Just like the road that bears his family’s name, Carl Newberger’s life cut a path through Lutz.
Born to one of the original Lutz Pioneer families, Carl and his brother, Calvin, were the community’s first set of twins.
Newberger attended Lutz Elementary and later served in the U.S. Army in the Korean War. He played an instrumental role in the building of Tims Memorial Church in Lutz, where he served as a deacon.
He died on July 4 at the age of 94.
Newberger embedded himself in community life, said his daughter, Tina Hevel.
“He was always constantly busy doing something. He was never the type of guy to just sit around, and I think that’s pretty evident with his involvement in the Lutz community,” she said.
He was active in the local Boy Scouts, serving as a troop leader for years. He enjoyed bowling, taking part in The Odd Couples at Royal Lanes. He played softball, too.
He was an avid outdoorsman, and enjoyed hunting and fishing for most of his life. He competed in shooting tournaments and was a member of the Florida Highway Patrol Auxiliary.
His name comes up several times in the local history book, “Sawmills, Citrus, Critters and Crackers: Life in Early Lutz,” by Elizabeth Riegler MacManus and Susan MacManus.
He and his brother, Calvin, were part of the ribbon-cutting ceremony when the former Vernon Road, a sand trail, was paved in the 1930s and turned into what is now known as Lutz Lake Fern Road.

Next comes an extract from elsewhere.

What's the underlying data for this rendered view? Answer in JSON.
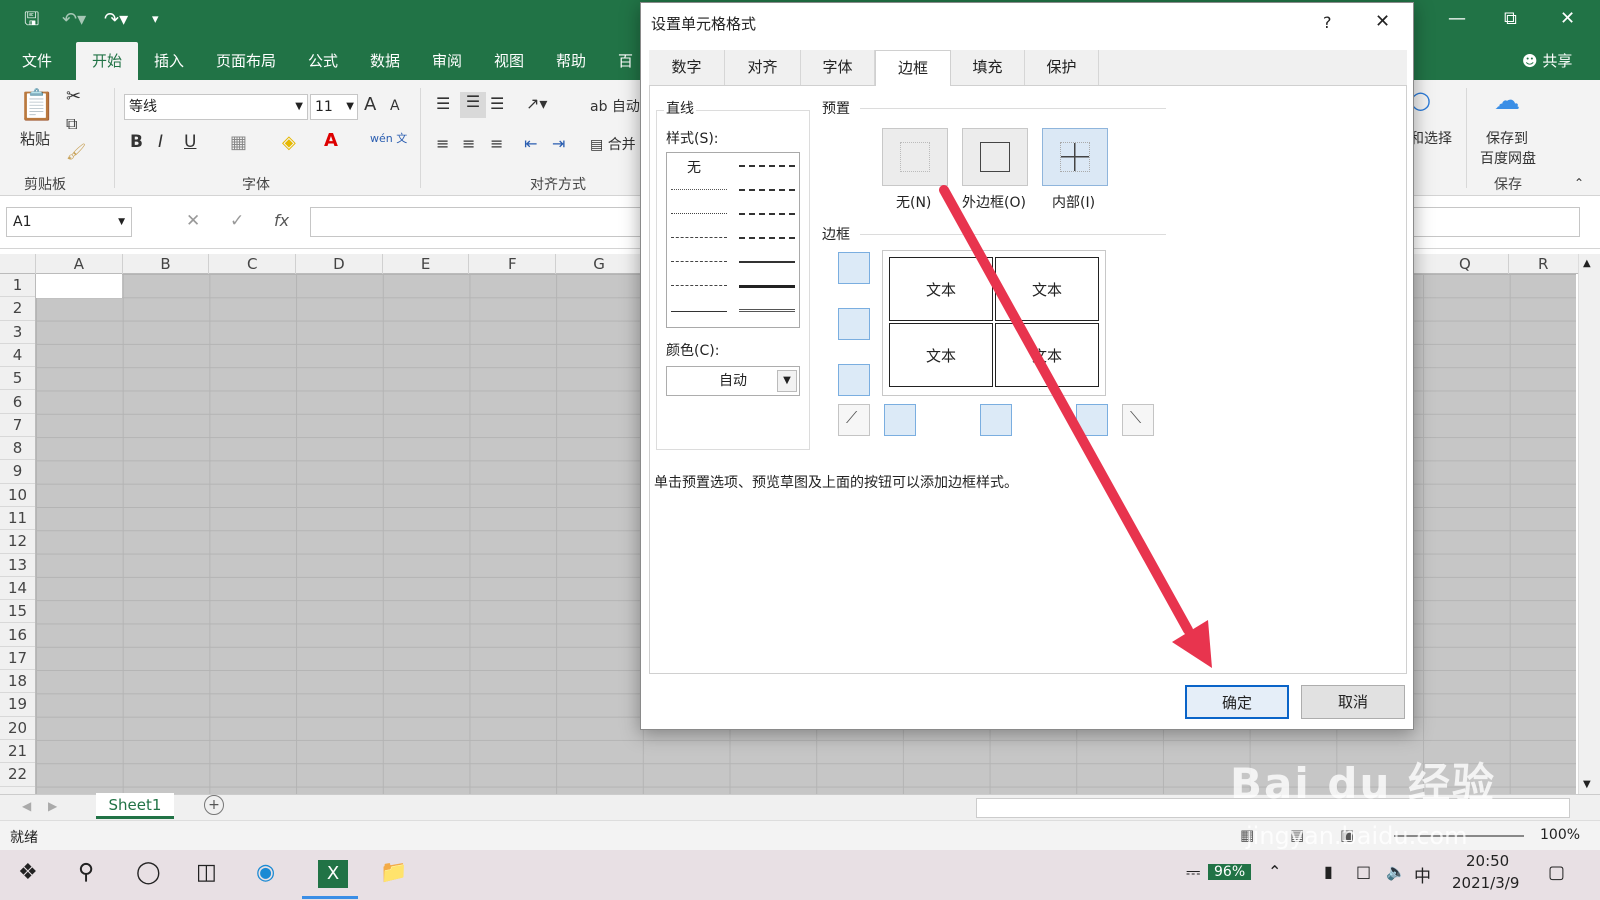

The twin boys rode in a Model T flatbed truck, holding little American flags at the ceremony, the local history book recounts.
The book also shares the story about Newberger attempting, but ultimately failing, to rescue a 7-year-old boy who drowned near First United Methodist Church of Lutz.
After being involved in Lutz for decades, Newberger retired from a 30-year career with Anheuser-Busch and moved to Webster, Wisconsin, in 1993.
Although he has passed on, the name Newberger will live on in Lutz, thanks to the road that has existed since the late 1800s.
Originally, it was a dirt trail that led to the residence of Wolfgang and Mary Newberger, Carl’s great grandparents.
Briefly it was renamed Feinsinger Road, after other early settlers of the area. But it reverted back to Newberger Road to honor longtime lawman and former Tampa Chief of Police Fred Newberger.
“We’re very proud of that road,” Hevel added.
A Celebration of Life Ceremony for Newberger is scheduled on Aug. 13 at 11 a.m., at Lutz Community Church, 601 Sunset Lane, in Lutz, the same one he helped to build back when it was Tims Memorial.
His family expects several members of the community to be there, and possibly they will share stories.
It won’t be a depressing affair, his daughter said.
“We’re going to have an uplifting ceremony. Because that’s who he was. He had funny stories, so it’s not going to be all depressing and what not. We’re going to celebrate my dad’s life, much of it that was here in Lutz.”
She added: “My cousin, Barry (Newberger), who was Calvin’s son, will have even more stories to tell at the ceremony. That’s just who Carl, and Calvin, were — always involved in something.”
Carl is survived by his wife, Suzanne; his daughter, Tina Hevel and Robert Hardy; his granddaughter, Jessica Vickery and Jason Vickery; great-granddaughter, Bella Vickery; and his first wife, Phyllis Newberger, and his stepson, Pete Okins.
His survivors also include several nieces and nephews in Lutz and Land O’ Lakes.
Carl Newberger Celebration of Life
When: Aug. 13, 11 a.m.
Where: Lutz Community Church, 601 Sunset Lane
Published August 10, 2022